Originally Aired: June 9, 2021
Time: 8:00 am PT, 11:00 am ET, 17:00 CET
Higher-order structure is an important critical quality attribute that correlates structure-function characteristics with safety and efficacy for protein biotherapeutics. Infrared (IR) spectroscopy has long been recognized as a powerful biophysical tool for determining protein secondary structure and monitoring dynamic structural changes. Structural analysis helps establish process and product knowledge, inform the impact of upstream (cell culture) and downstream (purification) process conditions, identify stable formulations, monitor product stability, and assess product comparability when process improvements are implemented.
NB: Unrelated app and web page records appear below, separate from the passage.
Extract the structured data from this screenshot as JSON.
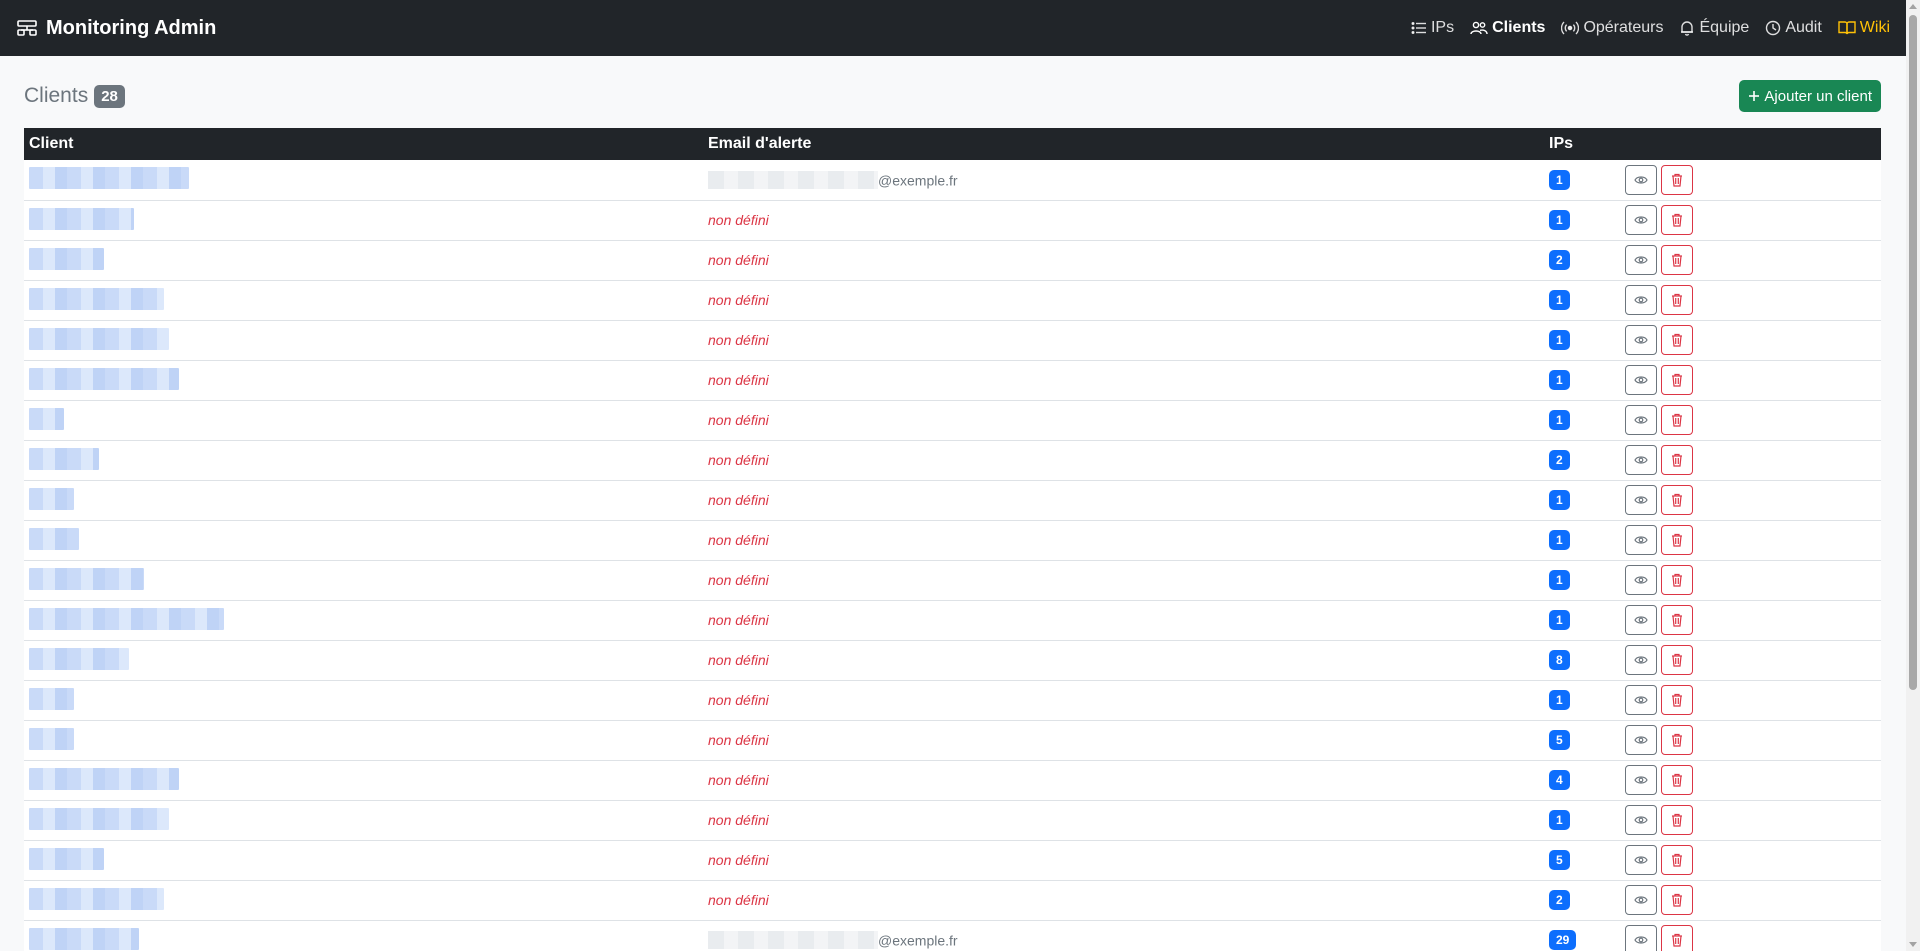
{
  "navbar": {
    "brand": "Monitoring Admin",
    "items": [
      {
        "key": "ips",
        "label": "IPs",
        "icon": "list-icon"
      },
      {
        "key": "clients",
        "label": "Clients",
        "icon": "people-icon",
        "active": true
      },
      {
        "key": "operateurs",
        "label": "Opérateurs",
        "icon": "broadcast-icon"
      },
      {
        "key": "equipe",
        "label": "Équipe",
        "icon": "bell-icon"
      },
      {
        "key": "audit",
        "label": "Audit",
        "icon": "clock-icon"
      },
      {
        "key": "wiki",
        "label": "Wiki",
        "icon": "book-icon"
      }
    ]
  },
  "page": {
    "title": "Clients",
    "count": "28",
    "add_button": "Ajouter un client"
  },
  "table": {
    "columns": [
      "Client",
      "Email d'alerte",
      "IPs"
    ],
    "rows": [
      {
        "email": "@exemple.fr",
        "ips": "1"
      },
      {
        "email": "non défini",
        "ips": "1"
      },
      {
        "email": "non défini",
        "ips": "2"
      },
      {
        "email": "non défini",
        "ips": "1"
      },
      {
        "email": "non défini",
        "ips": "1"
      },
      {
        "email": "non défini",
        "ips": "1"
      },
      {
        "email": "non défini",
        "ips": "1"
      },
      {
        "email": "non défini",
        "ips": "2"
      },
      {
        "email": "non défini",
        "ips": "1"
      },
      {
        "email": "non défini",
        "ips": "1"
      },
      {
        "email": "non défini",
        "ips": "1"
      },
      {
        "email": "non défini",
        "ips": "1"
      },
      {
        "email": "non défini",
        "ips": "8"
      },
      {
        "email": "non défini",
        "ips": "1"
      },
      {
        "email": "non défini",
        "ips": "5"
      },
      {
        "email": "non défini",
        "ips": "4"
      },
      {
        "email": "non défini",
        "ips": "1"
      },
      {
        "email": "non défini",
        "ips": "5"
      },
      {
        "email": "non défini",
        "ips": "2"
      },
      {
        "email": "@exemple.fr",
        "ips": "29"
      }
    ]
  },
  "colors": {
    "navbar_bg": "#212529",
    "wiki": "#ffc107",
    "success": "#198754",
    "primary": "#0d6efd",
    "danger": "#dc3545",
    "secondary": "#6c757d"
  }
}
Within the market of biosimilars, the characterization of secondary structure is paramount in determining similarity with established, commercially available molecules.
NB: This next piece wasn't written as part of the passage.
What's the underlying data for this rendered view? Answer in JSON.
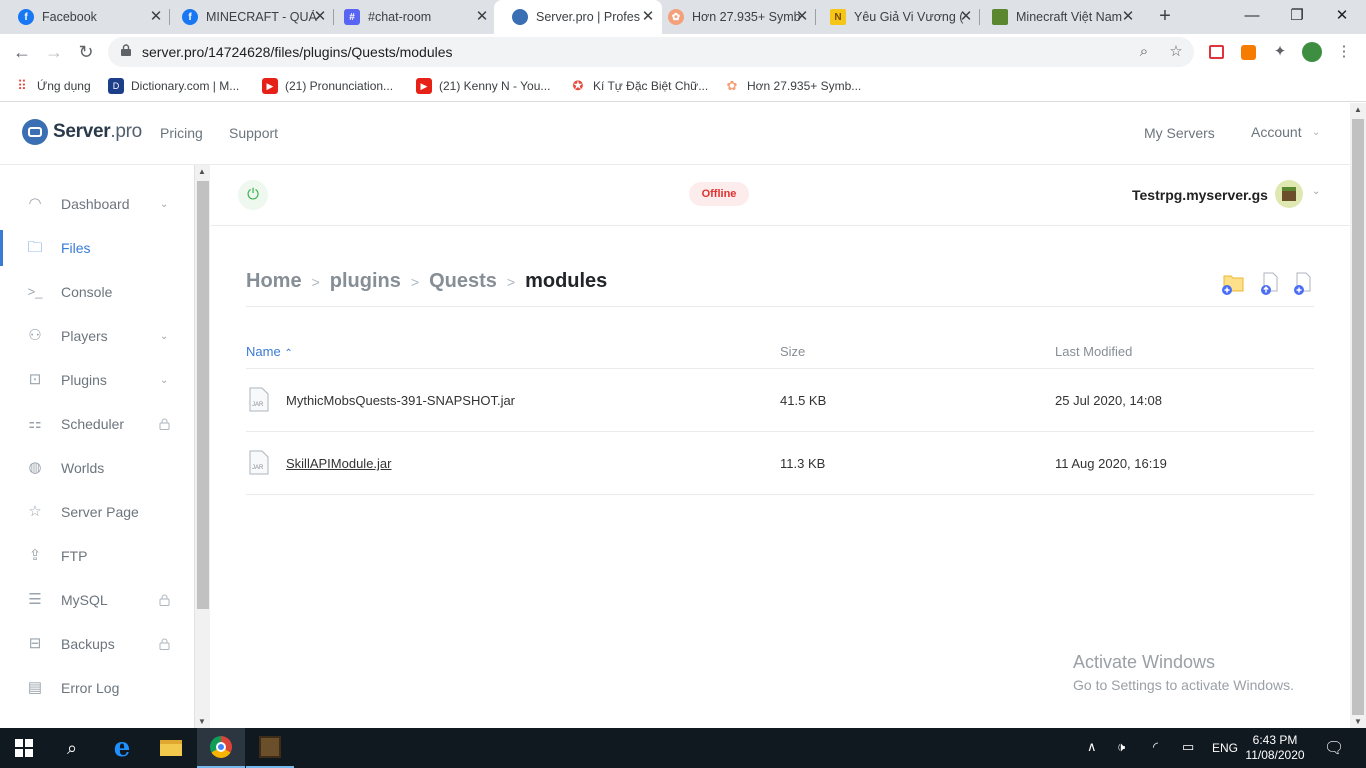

In this GEN webinar, Dr. Lucy Liu of Pfizer provides an overview of the novel Microfluidic Modulation Spectroscopy (MMS) or Microfluidic Modulation IR-Spectroscopy (MM-IR) technique, an automated mid-IR spectroscopic tool for the characterization of protein secondary structure. The data demonstrate that MMS/MM-IR secondary structure analysis of therapeutic monoclonal antibodies (mAb) provides comparable structural information relative to conventional Fourier Transform IR (FTIR) analysis and, more importantly, shows that MMS/MM-IR exhibits higher sensitivity and repeatability for low concentration samples compared to FTIR, as an automated platform with superior robustness. MMS/MM-IR is built upon real-time background subtraction and adds simplified data analysis, automation, and robustness. These core benefits make the platform indispensable for the determination of mAb secondary structure and support the conclusion that MMS/MM-IR can be widely applied in characterization and comparability studies across the biotherapeutic development pipeline.
A live Q&A session followed the presentations, offering a chance to pose questions to our expert panelists.
Webinar produced with support from: